*ASSIGNED TASK*. Go through the lines below and copy each one that holds the string "type".

Data extracted from a collection
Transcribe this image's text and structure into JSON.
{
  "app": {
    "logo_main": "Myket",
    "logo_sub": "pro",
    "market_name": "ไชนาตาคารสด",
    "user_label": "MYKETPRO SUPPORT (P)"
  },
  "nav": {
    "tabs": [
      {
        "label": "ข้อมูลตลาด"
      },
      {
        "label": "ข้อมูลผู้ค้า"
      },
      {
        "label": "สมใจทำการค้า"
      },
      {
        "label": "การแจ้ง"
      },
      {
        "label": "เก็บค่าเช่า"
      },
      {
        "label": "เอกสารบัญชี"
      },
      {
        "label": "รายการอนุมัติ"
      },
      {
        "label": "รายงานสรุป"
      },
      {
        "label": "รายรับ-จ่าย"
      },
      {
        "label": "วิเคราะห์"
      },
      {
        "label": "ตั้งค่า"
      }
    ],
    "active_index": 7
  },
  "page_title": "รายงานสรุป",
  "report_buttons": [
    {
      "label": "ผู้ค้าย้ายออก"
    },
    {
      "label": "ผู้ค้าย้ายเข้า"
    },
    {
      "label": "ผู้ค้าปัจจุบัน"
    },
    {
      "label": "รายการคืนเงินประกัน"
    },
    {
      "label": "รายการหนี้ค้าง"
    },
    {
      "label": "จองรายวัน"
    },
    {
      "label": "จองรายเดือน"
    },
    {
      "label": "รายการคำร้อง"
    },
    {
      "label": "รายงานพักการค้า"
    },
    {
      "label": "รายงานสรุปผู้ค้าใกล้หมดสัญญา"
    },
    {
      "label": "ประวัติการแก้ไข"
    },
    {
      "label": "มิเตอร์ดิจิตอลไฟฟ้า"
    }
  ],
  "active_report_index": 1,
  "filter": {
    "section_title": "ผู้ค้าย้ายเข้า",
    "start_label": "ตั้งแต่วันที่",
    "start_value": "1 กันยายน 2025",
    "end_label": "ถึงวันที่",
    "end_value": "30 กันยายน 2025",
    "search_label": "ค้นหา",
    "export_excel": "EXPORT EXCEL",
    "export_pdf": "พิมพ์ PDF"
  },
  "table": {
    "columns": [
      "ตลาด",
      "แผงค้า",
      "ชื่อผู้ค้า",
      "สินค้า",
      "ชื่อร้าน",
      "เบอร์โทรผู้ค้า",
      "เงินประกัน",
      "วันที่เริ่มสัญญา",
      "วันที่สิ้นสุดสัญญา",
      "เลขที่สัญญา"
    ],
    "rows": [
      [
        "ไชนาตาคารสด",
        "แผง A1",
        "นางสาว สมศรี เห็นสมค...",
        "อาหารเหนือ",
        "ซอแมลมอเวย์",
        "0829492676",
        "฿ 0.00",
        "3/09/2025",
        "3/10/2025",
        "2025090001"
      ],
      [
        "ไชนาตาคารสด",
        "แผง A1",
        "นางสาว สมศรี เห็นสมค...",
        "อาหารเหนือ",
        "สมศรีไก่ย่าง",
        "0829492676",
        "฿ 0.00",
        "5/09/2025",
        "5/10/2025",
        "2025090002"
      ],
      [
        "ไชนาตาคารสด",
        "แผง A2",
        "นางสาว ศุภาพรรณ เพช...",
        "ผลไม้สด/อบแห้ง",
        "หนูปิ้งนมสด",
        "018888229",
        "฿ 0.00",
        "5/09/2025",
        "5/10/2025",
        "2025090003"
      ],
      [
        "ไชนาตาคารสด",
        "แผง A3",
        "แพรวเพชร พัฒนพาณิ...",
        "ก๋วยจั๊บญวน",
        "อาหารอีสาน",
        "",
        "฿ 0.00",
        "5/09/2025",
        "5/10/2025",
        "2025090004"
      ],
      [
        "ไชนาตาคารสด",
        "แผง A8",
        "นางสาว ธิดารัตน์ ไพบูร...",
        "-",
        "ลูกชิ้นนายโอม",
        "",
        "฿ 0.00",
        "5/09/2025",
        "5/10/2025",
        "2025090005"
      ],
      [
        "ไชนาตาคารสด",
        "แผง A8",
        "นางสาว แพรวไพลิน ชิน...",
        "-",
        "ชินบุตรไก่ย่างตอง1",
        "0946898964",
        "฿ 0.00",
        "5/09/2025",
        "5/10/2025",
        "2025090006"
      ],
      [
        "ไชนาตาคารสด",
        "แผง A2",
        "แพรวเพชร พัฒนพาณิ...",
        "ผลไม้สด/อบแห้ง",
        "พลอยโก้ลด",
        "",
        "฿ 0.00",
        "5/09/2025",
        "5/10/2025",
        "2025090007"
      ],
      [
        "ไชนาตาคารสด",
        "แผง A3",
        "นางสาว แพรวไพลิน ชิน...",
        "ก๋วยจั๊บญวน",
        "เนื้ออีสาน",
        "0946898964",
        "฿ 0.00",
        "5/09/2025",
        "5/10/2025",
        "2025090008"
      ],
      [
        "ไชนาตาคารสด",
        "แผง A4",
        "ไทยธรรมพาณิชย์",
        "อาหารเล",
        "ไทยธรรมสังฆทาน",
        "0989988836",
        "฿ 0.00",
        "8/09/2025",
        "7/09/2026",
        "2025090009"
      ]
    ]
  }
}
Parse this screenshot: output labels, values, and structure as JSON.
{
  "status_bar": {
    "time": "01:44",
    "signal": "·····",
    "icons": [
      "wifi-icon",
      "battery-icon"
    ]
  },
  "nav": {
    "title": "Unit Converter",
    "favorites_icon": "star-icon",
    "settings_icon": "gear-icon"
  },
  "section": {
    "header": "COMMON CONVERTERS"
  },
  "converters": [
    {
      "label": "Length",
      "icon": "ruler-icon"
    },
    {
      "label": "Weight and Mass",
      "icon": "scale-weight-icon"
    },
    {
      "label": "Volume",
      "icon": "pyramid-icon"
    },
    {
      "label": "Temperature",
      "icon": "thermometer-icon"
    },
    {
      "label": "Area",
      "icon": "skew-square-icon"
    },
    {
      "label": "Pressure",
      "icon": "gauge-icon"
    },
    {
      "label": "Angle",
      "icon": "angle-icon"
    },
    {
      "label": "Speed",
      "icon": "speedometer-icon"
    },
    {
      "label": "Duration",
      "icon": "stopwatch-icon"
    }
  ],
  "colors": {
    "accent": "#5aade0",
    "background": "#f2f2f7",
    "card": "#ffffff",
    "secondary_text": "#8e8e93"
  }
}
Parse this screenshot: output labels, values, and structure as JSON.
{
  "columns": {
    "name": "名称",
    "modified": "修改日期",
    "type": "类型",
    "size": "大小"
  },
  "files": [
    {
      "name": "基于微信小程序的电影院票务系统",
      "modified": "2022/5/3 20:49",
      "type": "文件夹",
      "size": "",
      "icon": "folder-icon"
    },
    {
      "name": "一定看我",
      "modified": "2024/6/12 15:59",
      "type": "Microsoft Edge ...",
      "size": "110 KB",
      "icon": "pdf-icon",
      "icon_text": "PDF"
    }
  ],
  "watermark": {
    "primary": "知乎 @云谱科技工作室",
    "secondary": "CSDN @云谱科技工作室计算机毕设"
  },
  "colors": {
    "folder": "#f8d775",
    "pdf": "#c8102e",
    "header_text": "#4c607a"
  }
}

*ANSWER TO THE EXERCISE*.
    "type": "类型",
      "type": "文件夹",
      "type": "Microsoft Edge ...",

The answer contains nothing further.